● WORK TASK:
Through to the final line, write out the records below exactly, omitting any images they contain.

● TASK INPUTS:
*-*-*

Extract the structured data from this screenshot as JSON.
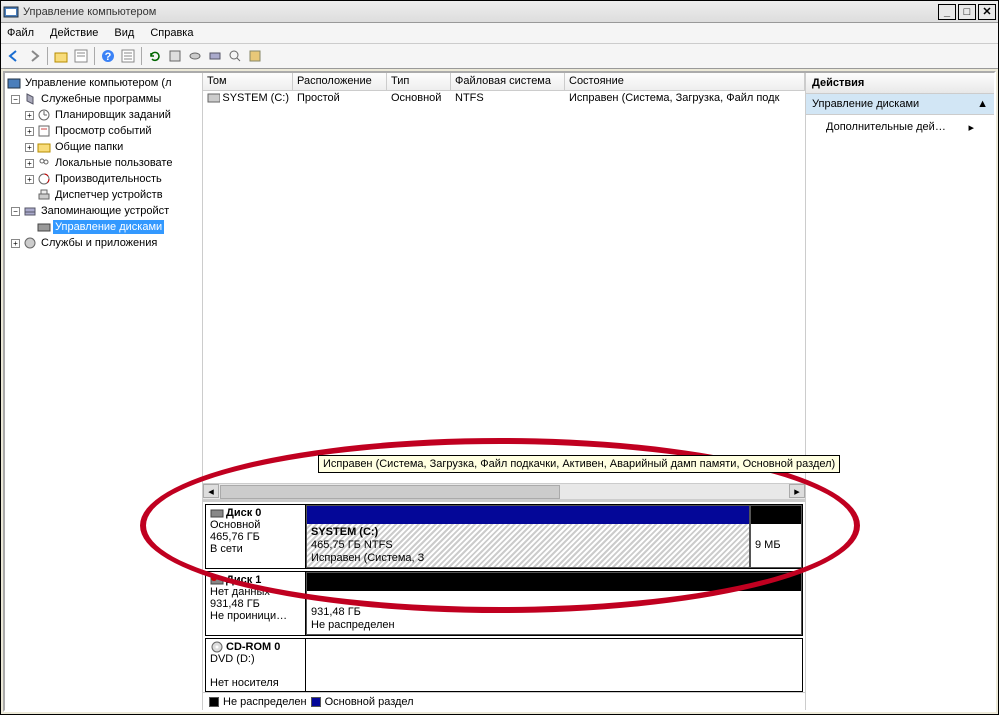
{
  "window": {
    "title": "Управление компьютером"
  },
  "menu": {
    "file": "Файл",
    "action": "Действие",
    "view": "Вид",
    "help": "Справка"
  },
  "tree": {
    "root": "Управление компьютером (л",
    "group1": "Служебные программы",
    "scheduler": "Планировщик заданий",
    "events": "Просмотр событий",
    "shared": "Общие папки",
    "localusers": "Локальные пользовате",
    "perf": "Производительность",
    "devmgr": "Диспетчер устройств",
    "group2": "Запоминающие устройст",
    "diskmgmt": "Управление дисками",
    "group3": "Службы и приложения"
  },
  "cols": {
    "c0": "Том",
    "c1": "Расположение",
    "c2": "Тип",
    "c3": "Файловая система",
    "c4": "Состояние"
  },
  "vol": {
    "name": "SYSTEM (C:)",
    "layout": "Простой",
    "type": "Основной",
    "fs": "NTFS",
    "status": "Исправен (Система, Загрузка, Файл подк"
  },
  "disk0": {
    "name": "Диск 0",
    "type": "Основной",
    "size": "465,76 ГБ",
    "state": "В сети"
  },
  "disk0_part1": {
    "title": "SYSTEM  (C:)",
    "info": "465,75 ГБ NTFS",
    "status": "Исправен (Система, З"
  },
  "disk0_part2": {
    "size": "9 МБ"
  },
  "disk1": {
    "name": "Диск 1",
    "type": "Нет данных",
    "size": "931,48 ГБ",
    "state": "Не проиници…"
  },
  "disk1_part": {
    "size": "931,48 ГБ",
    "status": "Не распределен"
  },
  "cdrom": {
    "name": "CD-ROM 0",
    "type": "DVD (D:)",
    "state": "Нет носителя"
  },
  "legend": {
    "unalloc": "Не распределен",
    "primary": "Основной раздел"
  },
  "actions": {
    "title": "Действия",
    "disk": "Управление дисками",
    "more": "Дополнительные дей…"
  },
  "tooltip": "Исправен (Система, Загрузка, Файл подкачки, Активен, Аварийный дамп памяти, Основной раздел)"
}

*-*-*

● RESPONSE TO THIS TASK:
Extract the structured data from this screenshot as JSON.
{
  "window": {
    "title": "Управление компьютером"
  },
  "menu": {
    "file": "Файл",
    "action": "Действие",
    "view": "Вид",
    "help": "Справка"
  },
  "tree": {
    "root": "Управление компьютером (л",
    "group1": "Служебные программы",
    "scheduler": "Планировщик заданий",
    "events": "Просмотр событий",
    "shared": "Общие папки",
    "localusers": "Локальные пользовате",
    "perf": "Производительность",
    "devmgr": "Диспетчер устройств",
    "group2": "Запоминающие устройст",
    "diskmgmt": "Управление дисками",
    "group3": "Службы и приложения"
  },
  "cols": {
    "c0": "Том",
    "c1": "Расположение",
    "c2": "Тип",
    "c3": "Файловая система",
    "c4": "Состояние"
  },
  "vol": {
    "name": "SYSTEM (C:)",
    "layout": "Простой",
    "type": "Основной",
    "fs": "NTFS",
    "status": "Исправен (Система, Загрузка, Файл подк"
  },
  "disk0": {
    "name": "Диск 0",
    "type": "Основной",
    "size": "465,76 ГБ",
    "state": "В сети"
  },
  "disk0_part1": {
    "title": "SYSTEM  (C:)",
    "info": "465,75 ГБ NTFS",
    "status": "Исправен (Система, З"
  },
  "disk0_part2": {
    "size": "9 МБ"
  },
  "disk1": {
    "name": "Диск 1",
    "type": "Нет данных",
    "size": "931,48 ГБ",
    "state": "Не проиници…"
  },
  "disk1_part": {
    "size": "931,48 ГБ",
    "status": "Не распределен"
  },
  "cdrom": {
    "name": "CD-ROM 0",
    "type": "DVD (D:)",
    "state": "Нет носителя"
  },
  "legend": {
    "unalloc": "Не распределен",
    "primary": "Основной раздел"
  },
  "actions": {
    "title": "Действия",
    "disk": "Управление дисками",
    "more": "Дополнительные дей…"
  },
  "tooltip": "Исправен (Система, Загрузка, Файл подкачки, Активен, Аварийный дамп памяти, Основной раздел)"
}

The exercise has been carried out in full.